If you want to humble yourself as a VoLTE engineer at a point in time when you think you have more or less understood how VoLTE works, make a trace of a VoLTE conference call with a few participants and try to analyze that. You get back down to earth pretty quickly as complexity of conference calls in IMS VoLTE is staggering. But don’t despair, here are two tips how to figure this out:
There are lots of good books out there about the beginnings of the Internet in the 1960s and how people started using it in the decades to come. I specifically recommend ‘Dealers of Lightning‘ if you are interested in the early history. But how was the development of ‘networking’ in general and the ‘Internet’ in particular viewed from the outside starting in the 1970s?
If you go by 3GPP and common sense it can be expected that most operators having an LTE network today will launch 5G as what is referred to as 5G EN-DC (eUTRAN New Radio – Dual Connectivity), a.k.a. 5G NR ‘option 3’ in 3GPP circles. In other words, mobile devices will still camp on the existing 4G LTE eNB base stations and 5G gNB resources will be added when required. This makes sense in many cases as 5G will often be deployed on higher frequency bands and also not everywhere at first. Hence, the idea is to use the LTE network as a coverage layer and add 5G to the connection when available. Also, this has the advantage that no 5G core network (5GC) is required at first. But where do we go from here as 5G coverage gets more widespread and operators start using a 5G core network in addition to the existing 4G EPC?
I’ve been using virtualization on my notebook and in the cloud for many years now on a daily basis and as all of it has so far been on x86 based platforms so I was a bit surprised when I read about Virtualization on ARM last year in this Ericsson research paper. On second thought I should not have been, though, as virtualization is obviously a generic concept not tied to a specific processor architecture.
758k views and a decade later I must be one of the few who have not yet seen and heard the video of the song about “The Day The Routers Died” from the RIPE 55 meeting back in 2007. Back then, public IPv4 address depletion was already a big topic and sets the state for the song. If you also haven’t seen it yet, head over and cheer up!
When I recently traveled on a high speed train in France to the coast I experienced what the ‘digital divide’ really means. For the first one and a half hours of the trip on the 350 km long TGV line from Paris to Rennes, LTE coverage along the route was excellent. I don’t know if the train had on-board RF signal repeaters but since the signal was usually excellent I suspect so. Not only was the signal coverage good but I also managed to get quite some work done with web based services at 300 km/h. Upload and Download data rates were in the region of several megabits a second and I didn’t notice coverage holes that would have impeded with my work. That’s how it should be.
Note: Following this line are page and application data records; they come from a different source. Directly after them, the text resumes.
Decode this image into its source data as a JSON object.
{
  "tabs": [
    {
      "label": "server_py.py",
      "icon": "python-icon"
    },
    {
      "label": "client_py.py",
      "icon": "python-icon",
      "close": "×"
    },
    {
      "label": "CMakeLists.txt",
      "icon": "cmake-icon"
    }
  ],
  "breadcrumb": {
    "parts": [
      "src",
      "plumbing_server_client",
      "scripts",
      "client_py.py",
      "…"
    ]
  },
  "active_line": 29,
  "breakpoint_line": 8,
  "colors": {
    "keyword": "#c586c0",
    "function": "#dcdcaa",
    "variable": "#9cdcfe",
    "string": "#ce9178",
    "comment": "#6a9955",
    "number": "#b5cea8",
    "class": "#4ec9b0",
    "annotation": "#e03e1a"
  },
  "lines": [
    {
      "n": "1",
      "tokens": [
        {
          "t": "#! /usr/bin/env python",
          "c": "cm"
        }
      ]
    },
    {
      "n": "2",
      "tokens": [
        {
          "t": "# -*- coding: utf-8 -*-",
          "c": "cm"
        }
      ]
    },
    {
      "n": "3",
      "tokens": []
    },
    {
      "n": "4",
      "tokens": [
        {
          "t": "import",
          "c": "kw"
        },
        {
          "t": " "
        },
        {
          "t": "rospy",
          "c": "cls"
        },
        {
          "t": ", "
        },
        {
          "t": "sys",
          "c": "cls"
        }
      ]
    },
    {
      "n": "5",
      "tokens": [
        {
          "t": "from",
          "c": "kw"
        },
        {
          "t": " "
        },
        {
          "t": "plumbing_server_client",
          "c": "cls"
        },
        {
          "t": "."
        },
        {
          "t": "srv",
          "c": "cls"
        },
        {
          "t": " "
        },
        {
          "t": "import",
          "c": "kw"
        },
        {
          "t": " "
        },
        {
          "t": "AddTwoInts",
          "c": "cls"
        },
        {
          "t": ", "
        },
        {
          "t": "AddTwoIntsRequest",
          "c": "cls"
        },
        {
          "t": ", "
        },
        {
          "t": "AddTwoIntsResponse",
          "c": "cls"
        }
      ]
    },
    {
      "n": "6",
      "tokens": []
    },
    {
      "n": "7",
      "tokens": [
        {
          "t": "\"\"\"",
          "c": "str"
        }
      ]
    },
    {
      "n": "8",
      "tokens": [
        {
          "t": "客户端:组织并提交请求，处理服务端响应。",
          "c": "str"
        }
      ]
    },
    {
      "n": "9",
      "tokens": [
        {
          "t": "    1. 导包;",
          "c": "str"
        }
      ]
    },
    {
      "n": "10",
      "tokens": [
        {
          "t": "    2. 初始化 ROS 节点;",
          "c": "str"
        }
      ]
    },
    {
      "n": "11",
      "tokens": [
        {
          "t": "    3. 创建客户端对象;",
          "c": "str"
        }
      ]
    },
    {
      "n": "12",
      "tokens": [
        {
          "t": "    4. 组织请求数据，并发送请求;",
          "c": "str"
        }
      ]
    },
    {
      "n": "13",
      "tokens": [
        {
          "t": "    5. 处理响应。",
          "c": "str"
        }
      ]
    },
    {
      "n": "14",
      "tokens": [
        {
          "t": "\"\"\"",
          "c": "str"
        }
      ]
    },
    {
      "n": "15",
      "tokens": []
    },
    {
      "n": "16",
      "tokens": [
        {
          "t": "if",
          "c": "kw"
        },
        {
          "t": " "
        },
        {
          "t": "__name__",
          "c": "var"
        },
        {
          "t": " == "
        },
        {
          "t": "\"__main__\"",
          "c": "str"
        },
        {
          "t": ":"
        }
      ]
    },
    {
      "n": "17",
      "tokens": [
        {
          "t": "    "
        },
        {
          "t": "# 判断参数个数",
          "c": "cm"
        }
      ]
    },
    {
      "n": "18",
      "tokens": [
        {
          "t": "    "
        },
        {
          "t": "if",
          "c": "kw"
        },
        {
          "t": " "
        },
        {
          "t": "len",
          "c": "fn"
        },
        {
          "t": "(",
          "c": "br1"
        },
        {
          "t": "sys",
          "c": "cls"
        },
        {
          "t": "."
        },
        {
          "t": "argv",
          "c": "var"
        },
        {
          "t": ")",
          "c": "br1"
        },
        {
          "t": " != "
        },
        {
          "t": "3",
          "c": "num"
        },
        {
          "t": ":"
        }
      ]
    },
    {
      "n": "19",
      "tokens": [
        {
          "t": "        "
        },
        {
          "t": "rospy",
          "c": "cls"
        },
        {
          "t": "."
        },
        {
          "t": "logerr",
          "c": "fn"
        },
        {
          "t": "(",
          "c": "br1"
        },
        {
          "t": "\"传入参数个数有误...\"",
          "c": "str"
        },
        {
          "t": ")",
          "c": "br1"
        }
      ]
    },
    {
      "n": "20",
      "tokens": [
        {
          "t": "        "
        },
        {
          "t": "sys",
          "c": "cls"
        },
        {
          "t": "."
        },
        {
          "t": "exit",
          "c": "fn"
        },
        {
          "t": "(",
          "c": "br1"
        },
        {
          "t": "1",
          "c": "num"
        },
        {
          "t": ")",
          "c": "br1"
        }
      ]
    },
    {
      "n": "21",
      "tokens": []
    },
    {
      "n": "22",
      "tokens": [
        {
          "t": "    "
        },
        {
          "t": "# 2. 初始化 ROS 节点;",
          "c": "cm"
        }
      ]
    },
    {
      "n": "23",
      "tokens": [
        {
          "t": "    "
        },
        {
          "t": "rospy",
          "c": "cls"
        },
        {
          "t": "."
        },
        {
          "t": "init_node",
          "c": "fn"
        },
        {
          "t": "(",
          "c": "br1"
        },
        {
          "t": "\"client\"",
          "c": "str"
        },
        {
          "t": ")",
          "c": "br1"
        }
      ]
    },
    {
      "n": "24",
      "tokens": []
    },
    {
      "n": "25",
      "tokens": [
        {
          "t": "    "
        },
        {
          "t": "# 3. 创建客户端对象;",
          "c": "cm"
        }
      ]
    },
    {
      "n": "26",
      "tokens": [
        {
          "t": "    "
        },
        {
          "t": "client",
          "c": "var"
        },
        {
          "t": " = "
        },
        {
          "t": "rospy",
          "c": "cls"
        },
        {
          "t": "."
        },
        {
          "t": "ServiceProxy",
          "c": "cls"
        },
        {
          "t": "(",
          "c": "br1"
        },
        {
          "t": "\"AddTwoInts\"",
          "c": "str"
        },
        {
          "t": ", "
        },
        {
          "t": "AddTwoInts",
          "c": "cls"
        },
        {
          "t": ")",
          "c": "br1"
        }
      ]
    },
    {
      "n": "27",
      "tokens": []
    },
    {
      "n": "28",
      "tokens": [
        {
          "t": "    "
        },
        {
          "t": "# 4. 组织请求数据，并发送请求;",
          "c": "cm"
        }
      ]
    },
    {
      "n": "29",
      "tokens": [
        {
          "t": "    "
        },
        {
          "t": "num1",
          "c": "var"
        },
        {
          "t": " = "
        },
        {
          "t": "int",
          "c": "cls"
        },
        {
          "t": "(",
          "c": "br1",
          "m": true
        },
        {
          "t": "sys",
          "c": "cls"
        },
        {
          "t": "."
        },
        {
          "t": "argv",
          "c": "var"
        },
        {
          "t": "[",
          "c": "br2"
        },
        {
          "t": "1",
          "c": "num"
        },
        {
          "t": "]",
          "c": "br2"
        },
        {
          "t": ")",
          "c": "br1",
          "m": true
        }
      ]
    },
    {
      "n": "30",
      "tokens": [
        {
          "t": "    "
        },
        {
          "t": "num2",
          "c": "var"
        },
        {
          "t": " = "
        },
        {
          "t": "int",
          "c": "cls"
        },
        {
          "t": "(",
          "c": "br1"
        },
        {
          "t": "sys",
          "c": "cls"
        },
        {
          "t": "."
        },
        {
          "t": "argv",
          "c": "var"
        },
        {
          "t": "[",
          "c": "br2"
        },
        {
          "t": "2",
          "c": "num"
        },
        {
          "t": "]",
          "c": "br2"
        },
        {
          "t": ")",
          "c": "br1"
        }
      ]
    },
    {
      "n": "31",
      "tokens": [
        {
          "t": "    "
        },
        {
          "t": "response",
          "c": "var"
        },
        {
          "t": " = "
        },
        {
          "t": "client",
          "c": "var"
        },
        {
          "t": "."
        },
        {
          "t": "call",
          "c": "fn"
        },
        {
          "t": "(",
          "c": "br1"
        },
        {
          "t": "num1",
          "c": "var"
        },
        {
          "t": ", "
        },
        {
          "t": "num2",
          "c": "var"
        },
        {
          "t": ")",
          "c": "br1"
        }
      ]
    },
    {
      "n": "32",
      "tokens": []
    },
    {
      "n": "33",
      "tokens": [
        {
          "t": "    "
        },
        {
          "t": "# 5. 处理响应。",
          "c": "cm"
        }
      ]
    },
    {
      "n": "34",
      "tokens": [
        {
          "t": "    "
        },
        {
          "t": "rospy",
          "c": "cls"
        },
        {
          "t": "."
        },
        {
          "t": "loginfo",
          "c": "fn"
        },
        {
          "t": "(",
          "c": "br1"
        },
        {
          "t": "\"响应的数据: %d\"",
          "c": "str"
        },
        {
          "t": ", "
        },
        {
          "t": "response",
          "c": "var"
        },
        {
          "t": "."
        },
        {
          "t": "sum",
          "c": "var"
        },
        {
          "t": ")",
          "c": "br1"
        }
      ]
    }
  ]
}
When recently an rsync backup failed due to a full destination drive I had a closer look at the ext4 formatted partition and noticed that despite the disk being reported as full, 50 GB were unused. While this was not the reason for rsync to fail, I nevertheless wanted the 50 GB back.
In the previous post I looked at 3GPP TS 23.401 and how the UE, the RAN and the LTE core network signal their 5G capabilities. TS 23.401 states that the LTE eNodeB signals a locally connected 5G gNB to the UE. But how does it actually do that?
In many cases 5G will come to smartphones, tablets and other devices in the form of 4G-5G dual-connectivity, also referred to as EN-DC (E-UTRAN New Radio – Dual Connectivity). While the mobile is Idle state it will camp on a 4G LTE cell. A 5G NR cell is only added by the network once the device enters the RRC Connected state. Interesting conundrums that now present itself are for example if and how the mobile device can indicate to the user that it is ‘connected’ to 5G even while in Idle state and thus only really connected to a 4G cell!? Also, how does an LTE eNodeB know whether a 5G NR cell should be added when a mobile transfers to RRC connected state!? After all, network operators could decide that not all of their subscribers should have access to 5G. These problems do not exist today as the situation that a device talks to more than just one RAT (Radio Access Technology) is new. Some answers can now be found in the LTE core network specification 3GPP TS 23.401.
With hundreds of thousands of IoT devices in mobile networks it seems that every now and then, bad behavior in failure scenarios on the application level leads to, well lets say, interesting behaviors on the network layer. While most network operators keep such incidents to themselves, Annex A of GSMA TS.34 (IoT Connectivity Guidelines about which I’ve already written here) contains a number of interesting scenarios that mobile network operators have been willing to share with IoT implementors in the hope that they think a bit before deploying their devices.